The second piece is a new piece that was created this year, called ‘Sit With Me’. The act of sitting is universal and creates a state of equality. Using a chair as the starting point, this piece explores the act of sitting: how we sit, when we sit, and on what. The piece examines various relationships that occur when people sit together; moments of harmony, when we are comfortable to be in close proximity, and conflict when of another person invades our personal space.
The third and final piece Epic Encounters will perform is its new educational performance piece, ‘MOTO MOTO’. It is estimated that 4 people die every day in Cambodia from moto- related accidents. Speeding, drunk driving, and lack of road awareness account for a number of these accidents, but the most common cause of fatality is the lack of helmets worn by drivers and passengers. This piece was created in response to this problem and aims to educate and encourage the use of helmets and raise awareness of road safety issues. Devised using physical theatre techniques, the story follows the interactions of a group of friends and the consequences of their actions.
FCC: What’s the long-term plan for the organization? Anything on the horizon and to look forward to later this year?
Anthony: In 2013 the management at Epic changed from a directorship to a Senior Management Team (SMT) lead by Onn Sokny who was deputy to the previous Director, Hannah Stevens. It was a move that meant each member of the SMT could focus on develop in different areas. My role on the SMT as Program Development Manager means that I work to expand the work Epic does in each programme area. This has included developing the idea of educational theatre at Epic Arts. This has been extremely effective in teaching people in Cambodia about important issues such as road safety and health awareness through the arts.

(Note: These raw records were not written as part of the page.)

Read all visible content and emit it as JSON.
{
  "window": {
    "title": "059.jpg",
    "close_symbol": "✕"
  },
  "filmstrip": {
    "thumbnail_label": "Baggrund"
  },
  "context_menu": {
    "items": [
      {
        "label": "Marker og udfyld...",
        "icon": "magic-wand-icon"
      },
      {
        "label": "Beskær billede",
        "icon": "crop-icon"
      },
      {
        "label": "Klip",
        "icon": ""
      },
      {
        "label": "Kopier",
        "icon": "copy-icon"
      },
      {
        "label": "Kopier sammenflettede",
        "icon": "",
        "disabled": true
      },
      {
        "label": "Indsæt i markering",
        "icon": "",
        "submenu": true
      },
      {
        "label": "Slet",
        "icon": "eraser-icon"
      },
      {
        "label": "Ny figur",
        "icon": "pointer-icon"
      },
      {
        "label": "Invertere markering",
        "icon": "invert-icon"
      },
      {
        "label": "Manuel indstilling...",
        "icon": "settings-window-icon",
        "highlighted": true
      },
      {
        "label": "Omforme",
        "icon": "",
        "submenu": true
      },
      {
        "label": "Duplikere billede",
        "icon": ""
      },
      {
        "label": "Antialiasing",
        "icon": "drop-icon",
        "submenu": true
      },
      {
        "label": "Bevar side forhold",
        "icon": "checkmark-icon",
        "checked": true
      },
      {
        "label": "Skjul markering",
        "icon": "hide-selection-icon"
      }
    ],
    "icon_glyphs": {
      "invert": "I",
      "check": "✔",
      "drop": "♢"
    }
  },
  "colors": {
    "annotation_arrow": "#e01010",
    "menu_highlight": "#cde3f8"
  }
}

Epic Encounters was recently commission to deliver over 40 performances and workshops, with a health awareness theme, around Cambodia by GIZ. The performances crossed the boundaries of language and culture and presented a clear message about health to many rural villagers in Kampong Thom and Kampot provinces. We hope to develop more pieces like ‘MOTO MOTO’ with Epic Encounters and are planning to do some international tours at the end of the year with the team. In addition to the performance team, we continue to develop new artists through our ‘Inclusive Arts Course’ which brings together people with and without disabilities through daily workshops in Dance, Drama, Art and Music.

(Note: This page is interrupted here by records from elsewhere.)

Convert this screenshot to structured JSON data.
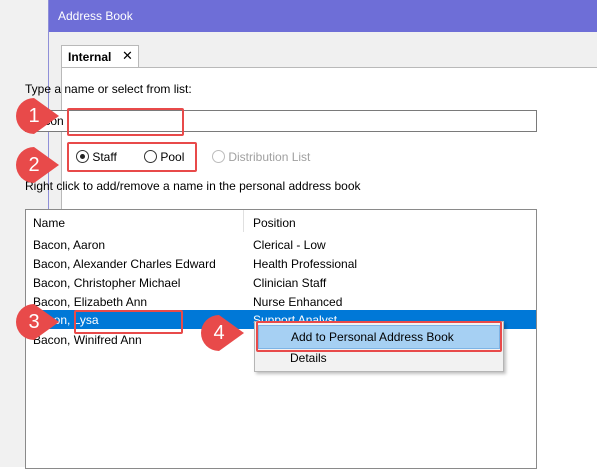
{
  "window": {
    "title": "Address Book"
  },
  "tab": {
    "label": "Internal",
    "close_glyph": "✕"
  },
  "search": {
    "prompt": "Type a name or select from list:",
    "value": "bacon"
  },
  "radio_options": [
    {
      "label": "Staff",
      "selected": true,
      "enabled": true
    },
    {
      "label": "Pool",
      "selected": false,
      "enabled": true
    },
    {
      "label": "Distribution List",
      "selected": false,
      "enabled": false
    }
  ],
  "hint": "Right click to add/remove a name in the personal address book",
  "list": {
    "columns": [
      "Name",
      "Position"
    ],
    "rows": [
      {
        "name": "Bacon, Aaron",
        "position": "Clerical - Low"
      },
      {
        "name": "Bacon, Alexander Charles Edward",
        "position": "Health Professional"
      },
      {
        "name": "Bacon, Christopher Michael",
        "position": "Clinician Staff"
      },
      {
        "name": "Bacon, Elizabeth Ann",
        "position": "Nurse Enhanced"
      },
      {
        "name": "Bacon, Lysa",
        "position": "Support Analyst"
      },
      {
        "name": "Bacon, Winifred Ann",
        "position": ""
      }
    ],
    "selected_index": 4
  },
  "context_menu": {
    "items": [
      "Add to Personal Address Book",
      "Details"
    ],
    "highlighted_index": 0
  },
  "callouts": [
    "1",
    "2",
    "3",
    "4"
  ],
  "colors": {
    "titlebar": "#6e6ed7",
    "selection": "#0078d7",
    "menu_highlight": "#a6d0f3",
    "callout": "#e84a4a"
  }
}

We are also developing a creative enterprise programme that aims to support young creatives with the teaching of basis business and product development skills with the aim that they will be able to start and successfully run their own creative business in their local communities. All-in-all, Epic Arts has some exciting plans for 2014 and we hope to return to FCC again in the future with new work to share.